Print all of the records below again without a single difference.

• **Entries from a dataset of interfaces**:

+++++

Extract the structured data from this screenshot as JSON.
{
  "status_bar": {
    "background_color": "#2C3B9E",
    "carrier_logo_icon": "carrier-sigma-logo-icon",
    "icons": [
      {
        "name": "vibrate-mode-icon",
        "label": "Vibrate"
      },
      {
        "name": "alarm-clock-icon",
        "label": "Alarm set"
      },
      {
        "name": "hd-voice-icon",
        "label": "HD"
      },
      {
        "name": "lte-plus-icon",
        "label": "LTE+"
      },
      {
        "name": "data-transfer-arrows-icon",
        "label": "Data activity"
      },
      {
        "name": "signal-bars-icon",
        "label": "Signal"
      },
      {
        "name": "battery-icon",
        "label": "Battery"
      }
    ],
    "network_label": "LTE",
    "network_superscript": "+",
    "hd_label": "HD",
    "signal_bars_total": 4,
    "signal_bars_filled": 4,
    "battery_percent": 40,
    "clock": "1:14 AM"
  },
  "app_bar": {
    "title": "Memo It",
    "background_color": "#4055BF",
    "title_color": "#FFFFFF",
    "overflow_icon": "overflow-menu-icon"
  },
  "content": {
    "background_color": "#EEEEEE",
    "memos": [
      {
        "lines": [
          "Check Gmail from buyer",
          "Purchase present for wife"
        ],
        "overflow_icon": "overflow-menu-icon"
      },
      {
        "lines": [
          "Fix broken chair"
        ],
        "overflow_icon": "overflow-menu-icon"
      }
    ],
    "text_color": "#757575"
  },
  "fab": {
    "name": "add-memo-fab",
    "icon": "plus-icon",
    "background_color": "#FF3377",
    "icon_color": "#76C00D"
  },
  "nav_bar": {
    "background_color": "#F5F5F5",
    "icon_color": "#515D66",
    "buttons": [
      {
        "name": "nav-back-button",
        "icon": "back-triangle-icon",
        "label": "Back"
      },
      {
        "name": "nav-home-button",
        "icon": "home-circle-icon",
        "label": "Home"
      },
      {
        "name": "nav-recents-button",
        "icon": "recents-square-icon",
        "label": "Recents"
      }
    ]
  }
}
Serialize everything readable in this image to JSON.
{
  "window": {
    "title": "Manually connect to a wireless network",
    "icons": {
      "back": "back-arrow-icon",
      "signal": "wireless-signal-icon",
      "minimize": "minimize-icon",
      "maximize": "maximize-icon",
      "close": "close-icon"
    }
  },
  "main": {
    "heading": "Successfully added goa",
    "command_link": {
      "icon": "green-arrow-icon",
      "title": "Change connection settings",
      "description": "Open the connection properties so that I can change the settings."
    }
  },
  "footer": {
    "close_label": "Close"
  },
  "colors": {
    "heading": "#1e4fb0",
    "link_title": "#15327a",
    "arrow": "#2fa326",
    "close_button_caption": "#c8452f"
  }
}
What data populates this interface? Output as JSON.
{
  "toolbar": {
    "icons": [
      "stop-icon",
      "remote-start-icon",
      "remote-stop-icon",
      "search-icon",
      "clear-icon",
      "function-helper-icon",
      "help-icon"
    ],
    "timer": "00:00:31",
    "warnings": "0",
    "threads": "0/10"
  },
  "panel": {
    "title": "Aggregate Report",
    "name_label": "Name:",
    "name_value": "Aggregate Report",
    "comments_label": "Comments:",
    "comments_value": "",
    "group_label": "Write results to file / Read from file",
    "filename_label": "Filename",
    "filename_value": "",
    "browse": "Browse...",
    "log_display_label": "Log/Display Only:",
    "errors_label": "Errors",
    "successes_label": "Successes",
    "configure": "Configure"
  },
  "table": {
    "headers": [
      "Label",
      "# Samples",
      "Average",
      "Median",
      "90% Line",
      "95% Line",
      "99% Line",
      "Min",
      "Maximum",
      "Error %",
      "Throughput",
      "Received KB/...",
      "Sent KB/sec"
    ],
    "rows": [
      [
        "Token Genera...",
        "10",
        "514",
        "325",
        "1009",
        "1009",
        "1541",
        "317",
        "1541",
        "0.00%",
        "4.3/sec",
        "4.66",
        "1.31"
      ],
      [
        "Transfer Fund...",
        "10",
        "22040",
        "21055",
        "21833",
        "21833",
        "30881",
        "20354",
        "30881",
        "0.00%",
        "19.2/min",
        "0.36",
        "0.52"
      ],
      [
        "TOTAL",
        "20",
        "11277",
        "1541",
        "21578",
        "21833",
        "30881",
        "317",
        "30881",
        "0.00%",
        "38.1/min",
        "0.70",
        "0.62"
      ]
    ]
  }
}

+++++

• **ANSWER TO THIS PROBLEM**:
Extract the structured data from this screenshot as JSON.
{
  "status_bar": {
    "background_color": "#2C3B9E",
    "carrier_logo_icon": "carrier-sigma-logo-icon",
    "icons": [
      {
        "name": "vibrate-mode-icon",
        "label": "Vibrate"
      },
      {
        "name": "alarm-clock-icon",
        "label": "Alarm set"
      },
      {
        "name": "hd-voice-icon",
        "label": "HD"
      },
      {
        "name": "lte-plus-icon",
        "label": "LTE+"
      },
      {
        "name": "data-transfer-arrows-icon",
        "label": "Data activity"
      },
      {
        "name": "signal-bars-icon",
        "label": "Signal"
      },
      {
        "name": "battery-icon",
        "label": "Battery"
      }
    ],
    "network_label": "LTE",
    "network_superscript": "+",
    "hd_label": "HD",
    "signal_bars_total": 4,
    "signal_bars_filled": 4,
    "battery_percent": 40,
    "clock": "1:14 AM"
  },
  "app_bar": {
    "title": "Memo It",
    "background_color": "#4055BF",
    "title_color": "#FFFFFF",
    "overflow_icon": "overflow-menu-icon"
  },
  "content": {
    "background_color": "#EEEEEE",
    "memos": [
      {
        "lines": [
          "Check Gmail from buyer",
          "Purchase present for wife"
        ],
        "overflow_icon": "overflow-menu-icon"
      },
      {
        "lines": [
          "Fix broken chair"
        ],
        "overflow_icon": "overflow-menu-icon"
      }
    ],
    "text_color": "#757575"
  },
  "fab": {
    "name": "add-memo-fab",
    "icon": "plus-icon",
    "background_color": "#FF3377",
    "icon_color": "#76C00D"
  },
  "nav_bar": {
    "background_color": "#F5F5F5",
    "icon_color": "#515D66",
    "buttons": [
      {
        "name": "nav-back-button",
        "icon": "back-triangle-icon",
        "label": "Back"
      },
      {
        "name": "nav-home-button",
        "icon": "home-circle-icon",
        "label": "Home"
      },
      {
        "name": "nav-recents-button",
        "icon": "recents-square-icon",
        "label": "Recents"
      }
    ]
  }
}
Serialize everything readable in this image to JSON.
{
  "window": {
    "title": "Manually connect to a wireless network",
    "icons": {
      "back": "back-arrow-icon",
      "signal": "wireless-signal-icon",
      "minimize": "minimize-icon",
      "maximize": "maximize-icon",
      "close": "close-icon"
    }
  },
  "main": {
    "heading": "Successfully added goa",
    "command_link": {
      "icon": "green-arrow-icon",
      "title": "Change connection settings",
      "description": "Open the connection properties so that I can change the settings."
    }
  },
  "footer": {
    "close_label": "Close"
  },
  "colors": {
    "heading": "#1e4fb0",
    "link_title": "#15327a",
    "arrow": "#2fa326",
    "close_button_caption": "#c8452f"
  }
}
What data populates this interface? Output as JSON.
{
  "toolbar": {
    "icons": [
      "stop-icon",
      "remote-start-icon",
      "remote-stop-icon",
      "search-icon",
      "clear-icon",
      "function-helper-icon",
      "help-icon"
    ],
    "timer": "00:00:31",
    "warnings": "0",
    "threads": "0/10"
  },
  "panel": {
    "title": "Aggregate Report",
    "name_label": "Name:",
    "name_value": "Aggregate Report",
    "comments_label": "Comments:",
    "comments_value": "",
    "group_label": "Write results to file / Read from file",
    "filename_label": "Filename",
    "filename_value": "",
    "browse": "Browse...",
    "log_display_label": "Log/Display Only:",
    "errors_label": "Errors",
    "successes_label": "Successes",
    "configure": "Configure"
  },
  "table": {
    "headers": [
      "Label",
      "# Samples",
      "Average",
      "Median",
      "90% Line",
      "95% Line",
      "99% Line",
      "Min",
      "Maximum",
      "Error %",
      "Throughput",
      "Received KB/...",
      "Sent KB/sec"
    ],
    "rows": [
      [
        "Token Genera...",
        "10",
        "514",
        "325",
        "1009",
        "1009",
        "1541",
        "317",
        "1541",
        "0.00%",
        "4.3/sec",
        "4.66",
        "1.31"
      ],
      [
        "Transfer Fund...",
        "10",
        "22040",
        "21055",
        "21833",
        "21833",
        "30881",
        "20354",
        "30881",
        "0.00%",
        "19.2/min",
        "0.36",
        "0.52"
      ],
      [
        "TOTAL",
        "20",
        "11277",
        "1541",
        "21578",
        "21833",
        "30881",
        "317",
        "30881",
        "0.00%",
        "38.1/min",
        "0.70",
        "0.62"
      ]
    ]
  }
}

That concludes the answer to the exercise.